Although the dispute settlement system of the WTO is at an impasse, that has not stopped members from continuing to reach consensus on new deals which keep the WTO a functioning international institution. In June of 2022, members agreed to a package of agreements — the first time consensus has been reached on new agreements since 2013 — including a measure making it easier for developing countries to gain access to COVID-19 vaccines, an agreement to limit fishery subsidies, and a continuation of an agreement which bans the imposition of duties on digitally transmitted products. Both the COVID vaccine-waiver and fishery subsidy agreement show how the WTO has adapted to the challenges of the twenty-first century. The institution has taken seriously the fact that trade agreements most impact developing countries by specifically focusing on them in their agreements and ensuring safeguards for members. By reaching an agreement banning fishery subsidies, the WTO has also shown competence in the field of sustainability by agreeing to ban those subsidies which distort trade and are damaging to the environment. Through these agreements, the WTO, through its members, continues to operate. 

The future of the WTO may depend on the willingness of member states to be flexible. While the attack on the dispute resolution system may have seemed like a fatal blow to the WTO, member states showed that even as some countries are questioning the role of international trade, there exists a subset of member-states willing to find creative solutions. Although there are doubts about the viability of the WTO in the twenty-first century, if the WTO can continue to meet the goals laid out in the Marrakesh Agreement to “provide the forum for negotiations” for its members to create “reciprocal and mutually advantageous” agreements which seek to increase its members’ “trade and economic endeavor” and maintain its function as a venue for resolving trade disputes, the institution will continue to have a role in the international sphere. The development of the MPIA and the reaching of new trade agreements illustrate how the WTO is adapting to changing world circumstances while still reaching its institutional goals.

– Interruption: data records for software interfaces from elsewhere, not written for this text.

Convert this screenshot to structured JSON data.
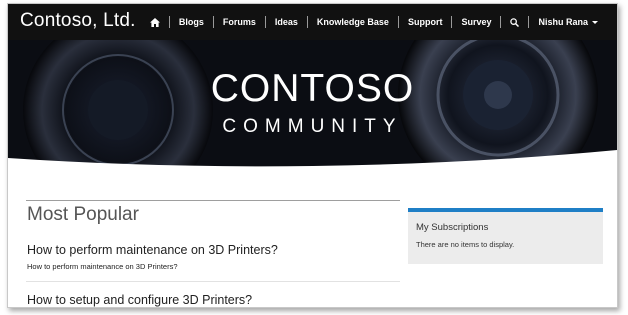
{
  "nav": {
    "brand": "Contoso, Ltd.",
    "home_icon": "home-icon",
    "items": [
      "Blogs",
      "Forums",
      "Ideas",
      "Knowledge Base",
      "Support",
      "Survey"
    ],
    "search_icon": "search-icon",
    "user": "Nishu Rana"
  },
  "hero": {
    "title": "CONTOSO",
    "subtitle": "COMMUNITY"
  },
  "main": {
    "section_title": "Most Popular",
    "items": [
      {
        "title": "How to perform maintenance on 3D Printers?",
        "desc": "How to perform maintenance on 3D Printers?"
      },
      {
        "title": "How to setup and configure 3D Printers?"
      }
    ]
  },
  "sidebar": {
    "title": "My Subscriptions",
    "empty_text": "There are no items to display."
  },
  "colors": {
    "nav_bg": "#111111",
    "accent": "#1f7fc6",
    "panel_bg": "#ececec"
  }
}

Author Biography: Esteban Munoz Calle is a Senior Moderator of the International Law Society’s International Law and Policy Brief (ILPB) and a J.D. candidate at The George Washington University Law School. He has a Bachelor of Arts in Political Science and International Relations from Gonzaga University.

Editor: Alexander Goodrich, ILPB Deputy Moderator-in-Chief & GW Law J.D. Candidate, 2024.